* _PROBLEM TO WORK ON_
In the entries, find all lines that hold the word "title" and copy them.

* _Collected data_
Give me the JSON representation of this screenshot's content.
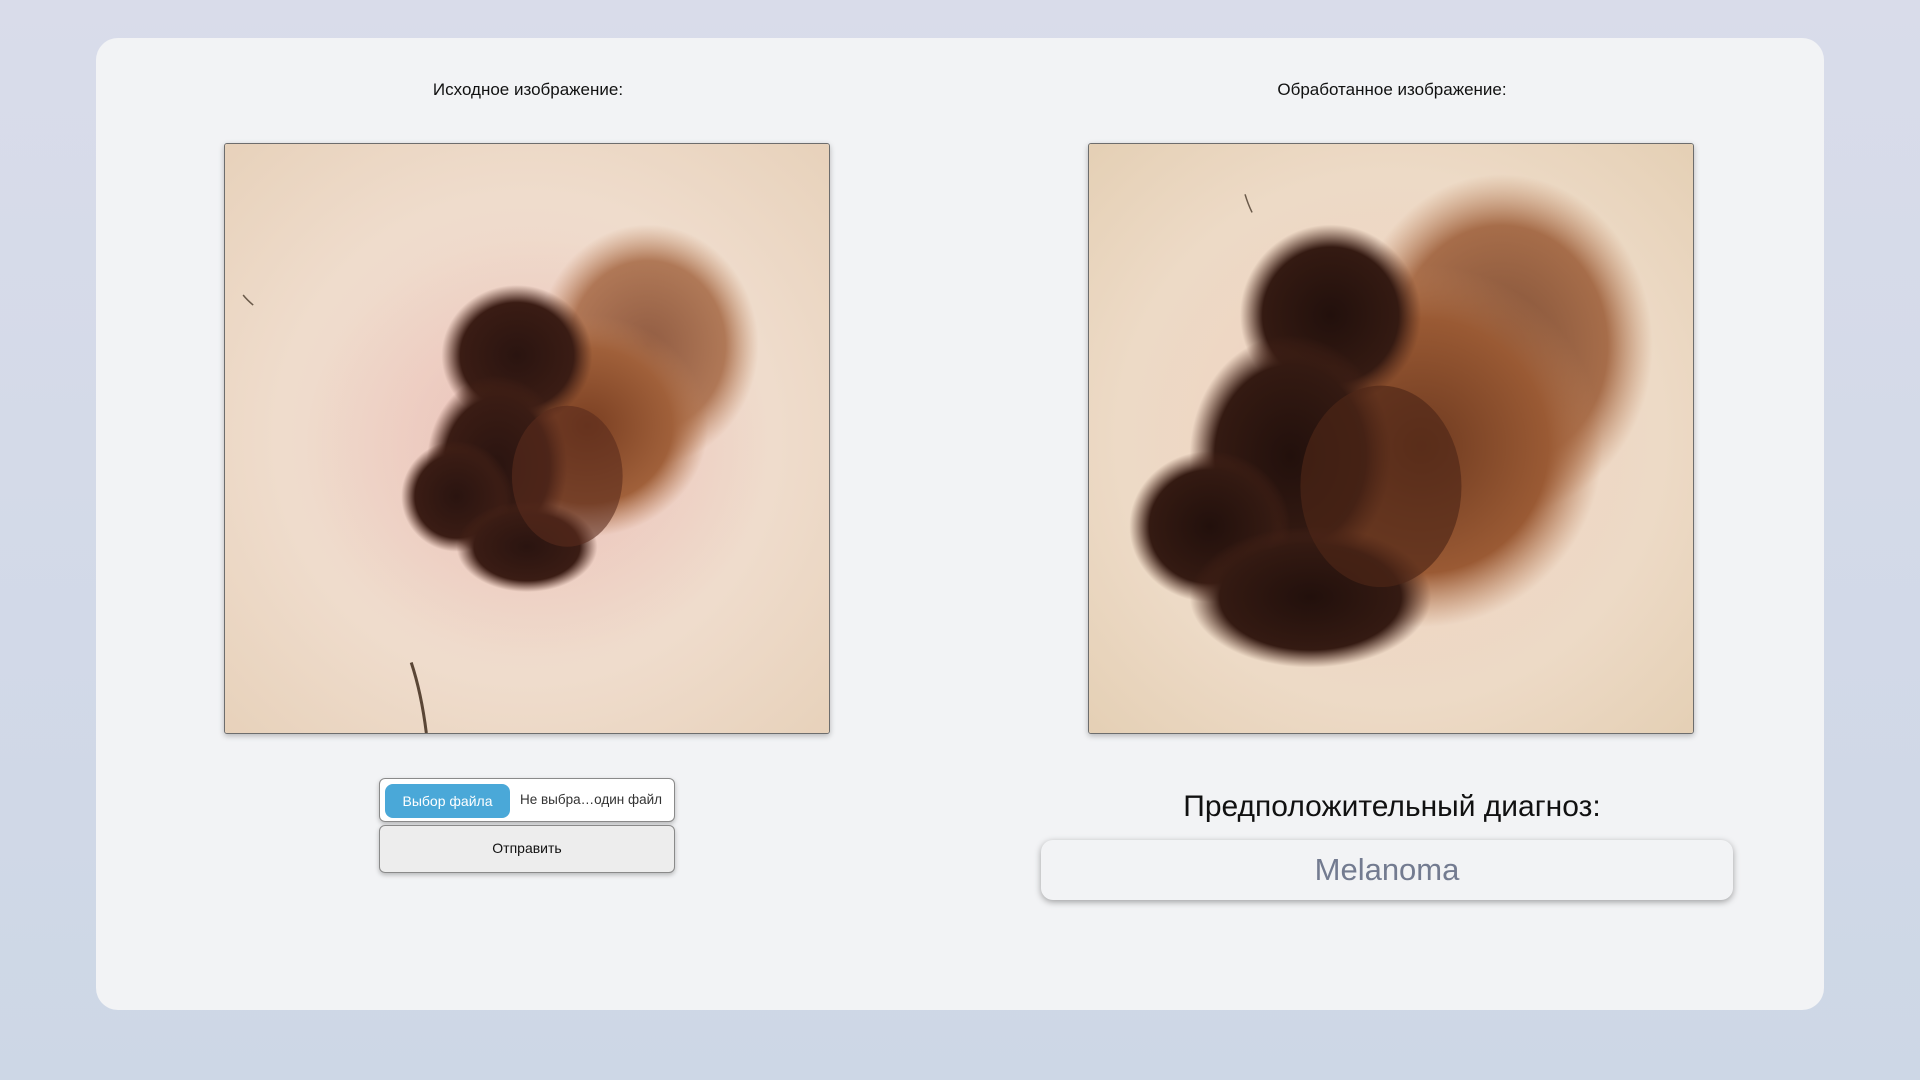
{
  "left_panel": {
    "title": "Исходное изображение:",
    "image_icon": "dermoscopy-lesion-image",
    "file_button_label": "Выбор файла",
    "file_name_text": "Не выбра…один файл",
    "submit_label": "Отправить"
  },
  "right_panel": {
    "title": "Обработанное изображение:",
    "image_icon": "processed-lesion-image",
    "diagnosis_label": "Предположительный диагноз:",
    "diagnosis_value": "Melanoma"
  },
  "colors": {
    "background": "#d9dcea",
    "card": "#f2f3f5",
    "file_button": "#4aa8d8",
    "diagnosis_text": "#737b90"
  }
}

* _EXPECTED ANSWER_
    "title": "Исходное изображение:",
    "title": "Обработанное изображение:",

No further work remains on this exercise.